The proposed changes to sexual assault reporting responsibilities reinforces an unfortunate norm that absolves coaches from responsibility to the university at large. Instead of viewing coaches as contributing members of an educational community, the new policy changes further position them as people hired to recruit athletes and get wins.
Exempting more people from reporting sexual assault is not the way to make campuses safer. Studies and investigations show that athletes commit sexual violence at a greater rate than their non-athlete peers. Coaches (including assistant coaches and other team personnel) are likely to be the people who hear about these crimes. With the forthcoming policy changes, the Department of Education is giving coaches latitude to handle sexual assault reports however they choose, rather than reporting them to the proper authorities. The people protected by these rule changes are those who are not going to be held responsible for sexual assault and those that can now legally ignore those crimes.
In a final point, it is important to note that schools will not necessarily be required to remove coaches from the list of mandatory reporters, and pending lawsuits against DeVos and the DOE means that the rules themselves, along with the date of enactment, are uncertain. In other words, schools can (and should) continue to designate coaches and other athletics staff as mandatory reporters. Ultimately, doing so can serve as an important step in creating an environment in which everyone on campus has a stake in ensuring not just that sexual assault offenders are punished, but that sexual assaults are prevented in the first place.

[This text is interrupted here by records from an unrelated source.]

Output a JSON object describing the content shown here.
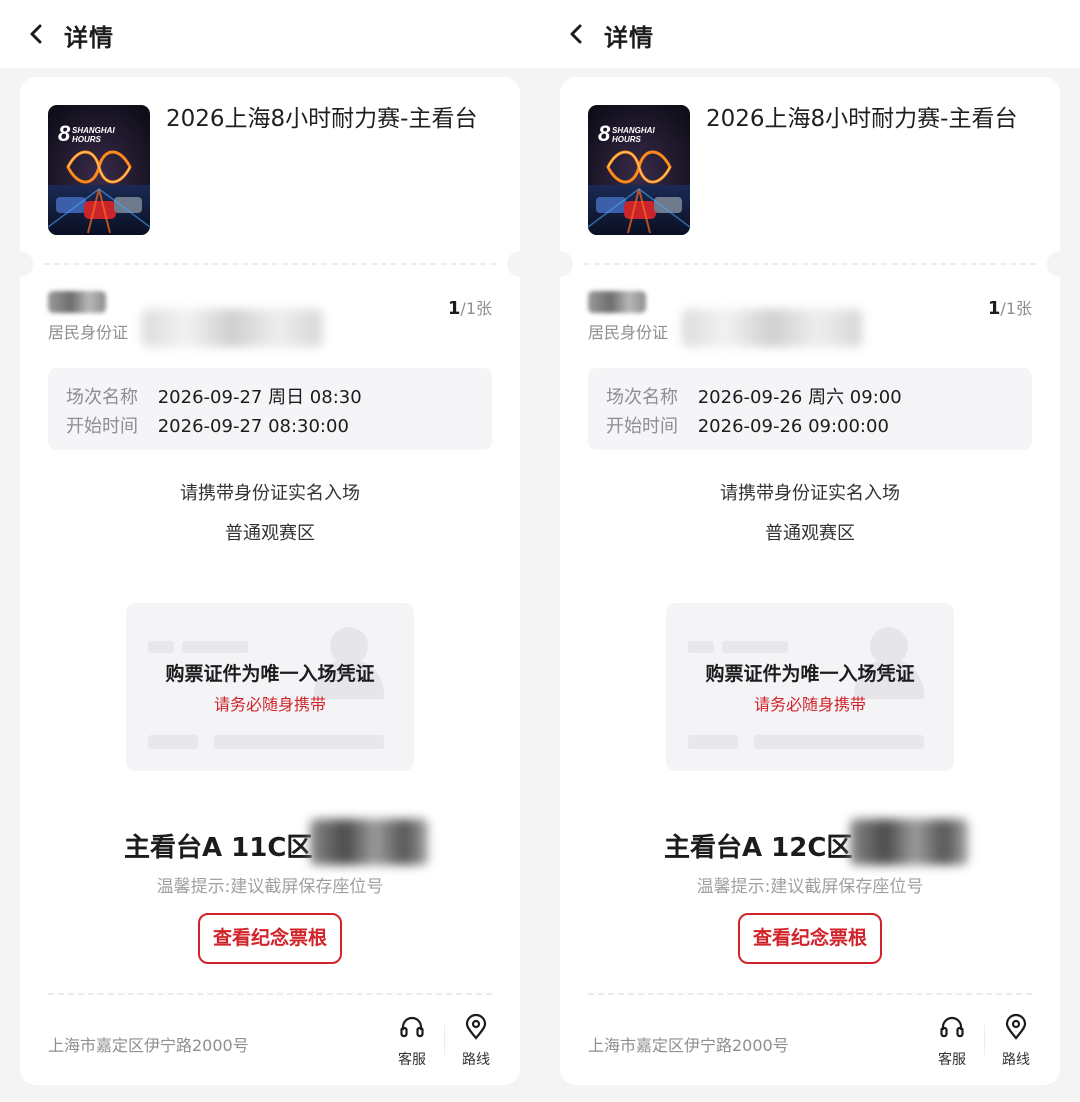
{
  "screens": [
    {
      "header": {
        "title": "详情"
      },
      "event": {
        "name": "2026上海8小时耐力赛-主看台",
        "poster_text": "8 SHANGHAI HOURS"
      },
      "ticket": {
        "id_type": "居民身份证",
        "count_current": "1",
        "count_total": "/1张"
      },
      "session": {
        "name_label": "场次名称",
        "name_value": "2026-09-27 周日 08:30",
        "start_label": "开始时间",
        "start_value": "2026-09-27 08:30:00"
      },
      "notices": [
        "请携带身份证实名入场",
        "普通观赛区"
      ],
      "id_card": {
        "title": "购票证件为唯一入场凭证",
        "subtitle": "请务必随身携带"
      },
      "seat": {
        "area": "主看台A 11C区",
        "tip": "温馨提示:建议截屏保存座位号"
      },
      "stub_button": "查看纪念票根",
      "footer": {
        "address": "上海市嘉定区伊宁路2000号",
        "service_label": "客服",
        "route_label": "路线"
      }
    },
    {
      "header": {
        "title": "详情"
      },
      "event": {
        "name": "2026上海8小时耐力赛-主看台",
        "poster_text": "8 SHANGHAI HOURS"
      },
      "ticket": {
        "id_type": "居民身份证",
        "count_current": "1",
        "count_total": "/1张"
      },
      "session": {
        "name_label": "场次名称",
        "name_value": "2026-09-26 周六 09:00",
        "start_label": "开始时间",
        "start_value": "2026-09-26 09:00:00"
      },
      "notices": [
        "请携带身份证实名入场",
        "普通观赛区"
      ],
      "id_card": {
        "title": "购票证件为唯一入场凭证",
        "subtitle": "请务必随身携带"
      },
      "seat": {
        "area": "主看台A 12C区",
        "tip": "温馨提示:建议截屏保存座位号"
      },
      "stub_button": "查看纪念票根",
      "footer": {
        "address": "上海市嘉定区伊宁路2000号",
        "service_label": "客服",
        "route_label": "路线"
      }
    }
  ],
  "colors": {
    "accent_red": "#d1232a",
    "background": "#f4f4f5",
    "card": "#ffffff"
  },
  "icons": [
    "back-arrow-icon",
    "headset-icon",
    "location-pin-icon"
  ]
}
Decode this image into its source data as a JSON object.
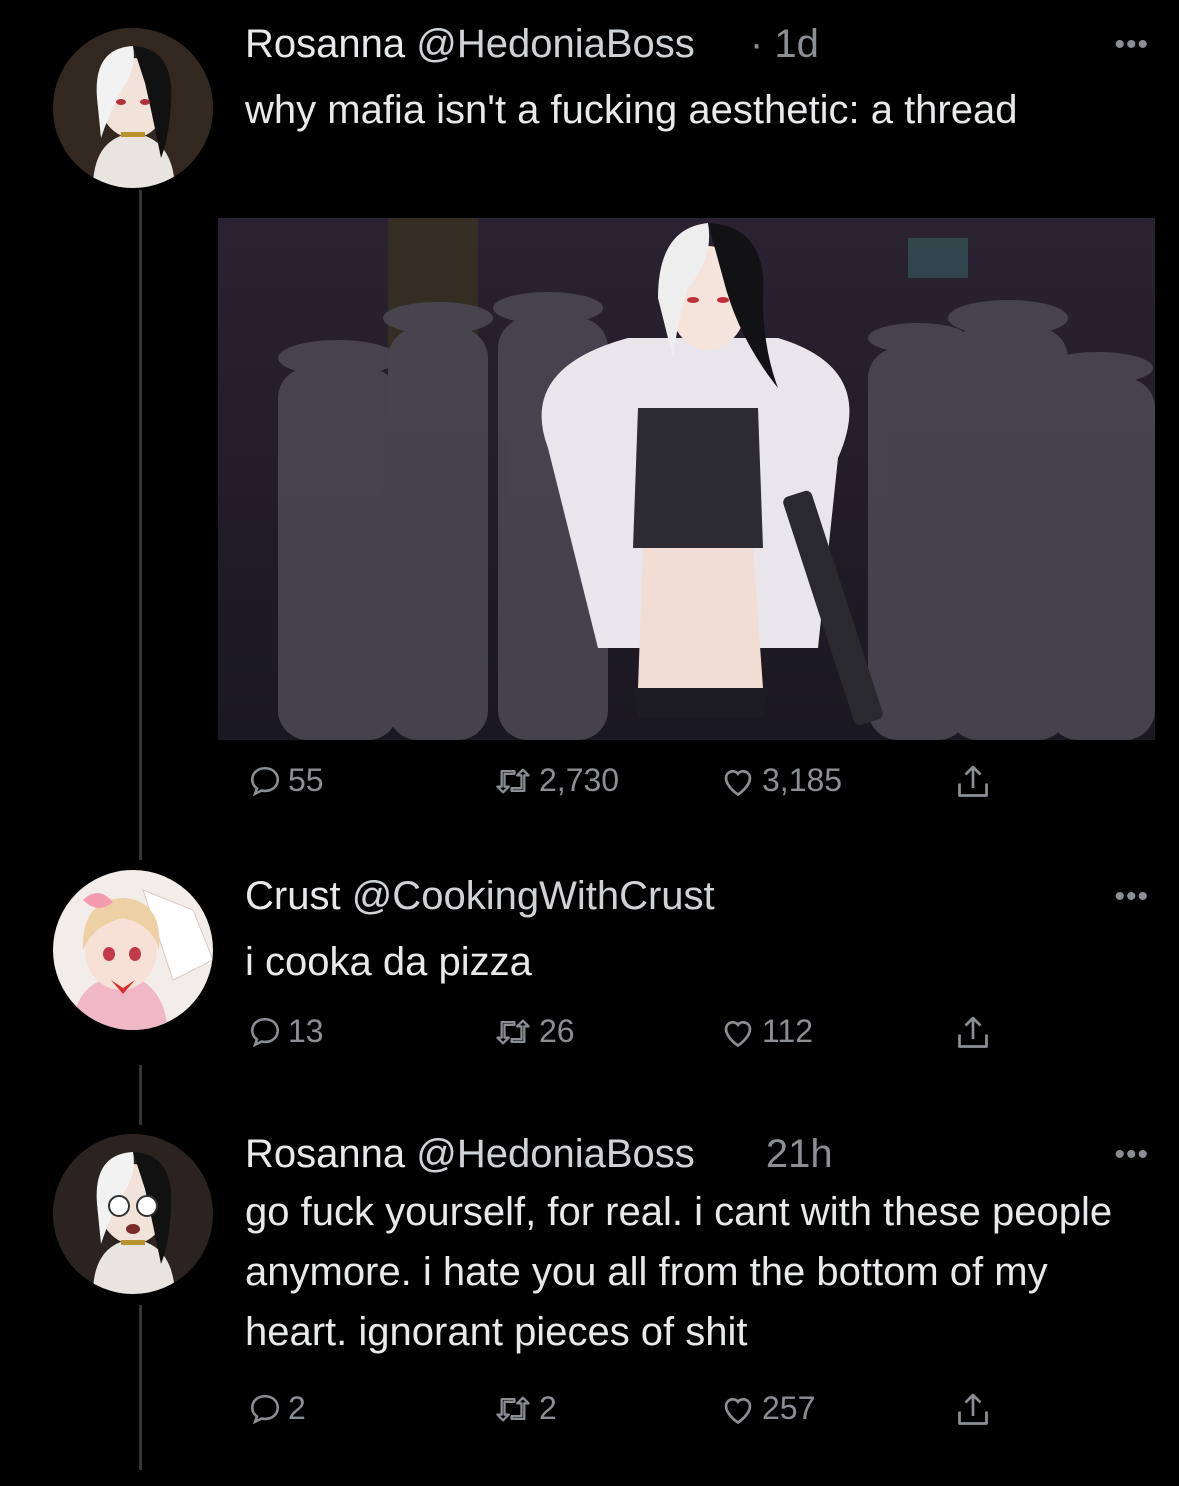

Kristine Newhall is an assistant professor of Kinesiology at SUNY Cortland where she teaches courses in sports ethics and sport and sexuality. Her research interests focus broadly on the intersections of race, sexuality, and gender in contemporary and 20th century sports and fitness cultures. Current projects include athletes’ coming out narratives; the history of women’s sports spaces; applications of Title IX; sexual violence and intercollegiate athletes; and trans policies and representations.